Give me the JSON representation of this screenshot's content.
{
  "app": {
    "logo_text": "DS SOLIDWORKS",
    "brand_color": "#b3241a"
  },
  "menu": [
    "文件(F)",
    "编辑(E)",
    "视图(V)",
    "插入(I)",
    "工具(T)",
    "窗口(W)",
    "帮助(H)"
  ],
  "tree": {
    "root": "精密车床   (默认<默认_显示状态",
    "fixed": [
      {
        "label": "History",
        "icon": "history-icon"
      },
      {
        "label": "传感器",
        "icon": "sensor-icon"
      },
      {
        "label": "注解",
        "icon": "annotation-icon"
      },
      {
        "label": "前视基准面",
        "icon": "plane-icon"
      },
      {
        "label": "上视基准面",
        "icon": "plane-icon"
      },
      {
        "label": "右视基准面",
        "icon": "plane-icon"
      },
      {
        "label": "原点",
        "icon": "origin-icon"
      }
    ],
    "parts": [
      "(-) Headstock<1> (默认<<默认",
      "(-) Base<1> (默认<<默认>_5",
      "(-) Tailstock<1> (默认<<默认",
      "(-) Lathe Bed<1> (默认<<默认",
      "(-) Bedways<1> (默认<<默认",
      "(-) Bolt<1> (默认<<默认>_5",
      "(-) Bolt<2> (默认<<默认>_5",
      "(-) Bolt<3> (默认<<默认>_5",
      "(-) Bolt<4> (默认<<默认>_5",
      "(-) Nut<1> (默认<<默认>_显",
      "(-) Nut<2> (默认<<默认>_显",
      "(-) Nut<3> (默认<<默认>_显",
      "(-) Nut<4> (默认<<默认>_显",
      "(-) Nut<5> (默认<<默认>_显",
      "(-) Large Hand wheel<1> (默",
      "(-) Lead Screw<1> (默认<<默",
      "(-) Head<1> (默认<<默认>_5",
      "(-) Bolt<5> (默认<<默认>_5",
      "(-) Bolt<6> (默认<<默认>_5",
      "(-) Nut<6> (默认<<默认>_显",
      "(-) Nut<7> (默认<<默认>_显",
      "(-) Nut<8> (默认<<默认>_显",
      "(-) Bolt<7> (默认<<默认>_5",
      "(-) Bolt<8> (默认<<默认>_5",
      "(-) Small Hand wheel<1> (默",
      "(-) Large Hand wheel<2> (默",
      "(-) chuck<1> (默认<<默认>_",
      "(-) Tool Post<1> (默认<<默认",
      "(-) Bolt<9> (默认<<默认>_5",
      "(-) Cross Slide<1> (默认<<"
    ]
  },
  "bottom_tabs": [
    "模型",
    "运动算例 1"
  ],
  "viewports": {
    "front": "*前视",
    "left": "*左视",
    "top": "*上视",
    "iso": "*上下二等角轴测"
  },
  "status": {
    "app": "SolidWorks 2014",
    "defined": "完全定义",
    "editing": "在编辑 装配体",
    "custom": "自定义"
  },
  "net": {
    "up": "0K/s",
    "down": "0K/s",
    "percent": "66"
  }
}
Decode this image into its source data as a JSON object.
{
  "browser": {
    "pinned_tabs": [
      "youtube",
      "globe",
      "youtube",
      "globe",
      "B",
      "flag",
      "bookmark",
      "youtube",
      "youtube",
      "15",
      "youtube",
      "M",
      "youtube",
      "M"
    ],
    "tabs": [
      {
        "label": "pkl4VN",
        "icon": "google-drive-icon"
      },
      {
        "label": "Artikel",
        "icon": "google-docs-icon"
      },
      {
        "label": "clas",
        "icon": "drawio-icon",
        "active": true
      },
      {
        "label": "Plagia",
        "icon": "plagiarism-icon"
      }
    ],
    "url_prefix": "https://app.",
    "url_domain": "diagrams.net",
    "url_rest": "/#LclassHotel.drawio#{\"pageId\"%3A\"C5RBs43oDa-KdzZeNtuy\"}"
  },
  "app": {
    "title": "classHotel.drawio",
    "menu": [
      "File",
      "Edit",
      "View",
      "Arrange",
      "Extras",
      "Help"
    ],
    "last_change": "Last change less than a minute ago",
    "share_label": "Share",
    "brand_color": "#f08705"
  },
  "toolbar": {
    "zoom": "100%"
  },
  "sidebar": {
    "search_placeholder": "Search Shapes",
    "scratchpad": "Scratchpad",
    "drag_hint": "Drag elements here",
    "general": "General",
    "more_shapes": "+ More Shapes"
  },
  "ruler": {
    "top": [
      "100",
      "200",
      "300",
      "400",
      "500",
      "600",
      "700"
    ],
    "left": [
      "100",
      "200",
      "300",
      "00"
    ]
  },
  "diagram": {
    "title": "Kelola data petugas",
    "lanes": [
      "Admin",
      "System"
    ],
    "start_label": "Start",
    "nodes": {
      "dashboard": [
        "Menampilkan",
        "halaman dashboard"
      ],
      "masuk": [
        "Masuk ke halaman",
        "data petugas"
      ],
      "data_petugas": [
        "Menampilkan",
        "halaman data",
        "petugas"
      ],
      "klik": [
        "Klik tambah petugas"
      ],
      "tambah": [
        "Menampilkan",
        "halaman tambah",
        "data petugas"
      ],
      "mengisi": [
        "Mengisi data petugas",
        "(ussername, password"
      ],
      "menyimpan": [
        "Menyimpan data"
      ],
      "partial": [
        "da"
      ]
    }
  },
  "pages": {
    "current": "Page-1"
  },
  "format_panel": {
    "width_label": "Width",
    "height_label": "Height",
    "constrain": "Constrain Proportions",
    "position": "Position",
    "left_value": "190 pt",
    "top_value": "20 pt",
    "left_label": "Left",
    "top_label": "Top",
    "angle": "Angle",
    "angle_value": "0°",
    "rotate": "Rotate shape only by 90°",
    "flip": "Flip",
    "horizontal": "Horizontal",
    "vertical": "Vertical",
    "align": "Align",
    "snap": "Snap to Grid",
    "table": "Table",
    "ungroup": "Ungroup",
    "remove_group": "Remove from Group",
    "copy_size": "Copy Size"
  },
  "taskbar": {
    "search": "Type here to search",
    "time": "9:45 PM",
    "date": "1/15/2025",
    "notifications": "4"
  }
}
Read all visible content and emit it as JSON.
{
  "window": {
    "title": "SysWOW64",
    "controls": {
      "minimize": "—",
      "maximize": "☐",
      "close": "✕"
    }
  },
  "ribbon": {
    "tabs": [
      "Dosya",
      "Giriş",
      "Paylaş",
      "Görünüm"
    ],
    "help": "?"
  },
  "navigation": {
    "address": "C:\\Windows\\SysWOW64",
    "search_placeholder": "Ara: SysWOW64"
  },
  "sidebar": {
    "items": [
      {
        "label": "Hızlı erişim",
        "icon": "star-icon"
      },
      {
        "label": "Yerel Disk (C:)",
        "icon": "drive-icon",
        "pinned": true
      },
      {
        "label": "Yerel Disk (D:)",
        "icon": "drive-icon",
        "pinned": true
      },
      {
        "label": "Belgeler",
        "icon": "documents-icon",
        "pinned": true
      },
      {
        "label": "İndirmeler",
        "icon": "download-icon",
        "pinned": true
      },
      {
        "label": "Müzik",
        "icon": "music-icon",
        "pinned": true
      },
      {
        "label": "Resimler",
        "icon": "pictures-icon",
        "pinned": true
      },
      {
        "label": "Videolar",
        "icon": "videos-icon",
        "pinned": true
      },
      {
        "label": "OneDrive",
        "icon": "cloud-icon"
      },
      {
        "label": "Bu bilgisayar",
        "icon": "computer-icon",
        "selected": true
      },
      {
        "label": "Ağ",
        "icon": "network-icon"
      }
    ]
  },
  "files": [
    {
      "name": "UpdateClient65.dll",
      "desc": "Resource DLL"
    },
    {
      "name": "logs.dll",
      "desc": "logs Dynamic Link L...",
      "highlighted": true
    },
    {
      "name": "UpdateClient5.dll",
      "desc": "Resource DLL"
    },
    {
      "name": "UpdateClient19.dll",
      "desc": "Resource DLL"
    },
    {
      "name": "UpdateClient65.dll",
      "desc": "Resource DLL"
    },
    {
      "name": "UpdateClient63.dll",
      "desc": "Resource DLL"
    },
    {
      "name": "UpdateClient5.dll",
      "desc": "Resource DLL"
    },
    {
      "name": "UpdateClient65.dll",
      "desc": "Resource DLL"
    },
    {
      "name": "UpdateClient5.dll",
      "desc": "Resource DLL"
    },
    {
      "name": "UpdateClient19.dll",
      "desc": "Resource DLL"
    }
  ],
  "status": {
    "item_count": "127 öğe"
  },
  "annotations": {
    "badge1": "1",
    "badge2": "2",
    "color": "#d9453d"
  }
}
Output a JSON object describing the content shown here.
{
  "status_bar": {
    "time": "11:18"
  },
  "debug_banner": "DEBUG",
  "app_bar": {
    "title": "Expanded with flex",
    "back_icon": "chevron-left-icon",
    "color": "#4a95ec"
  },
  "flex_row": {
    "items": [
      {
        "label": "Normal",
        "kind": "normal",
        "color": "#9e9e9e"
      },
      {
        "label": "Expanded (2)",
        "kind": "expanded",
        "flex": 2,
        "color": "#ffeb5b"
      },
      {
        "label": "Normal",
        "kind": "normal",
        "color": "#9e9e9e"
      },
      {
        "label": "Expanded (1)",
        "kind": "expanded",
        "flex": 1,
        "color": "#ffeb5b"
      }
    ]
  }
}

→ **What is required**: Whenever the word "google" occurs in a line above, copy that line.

→ **Solved exercise**:
        "icon": "google-drive-icon"
        "icon": "google-docs-icon"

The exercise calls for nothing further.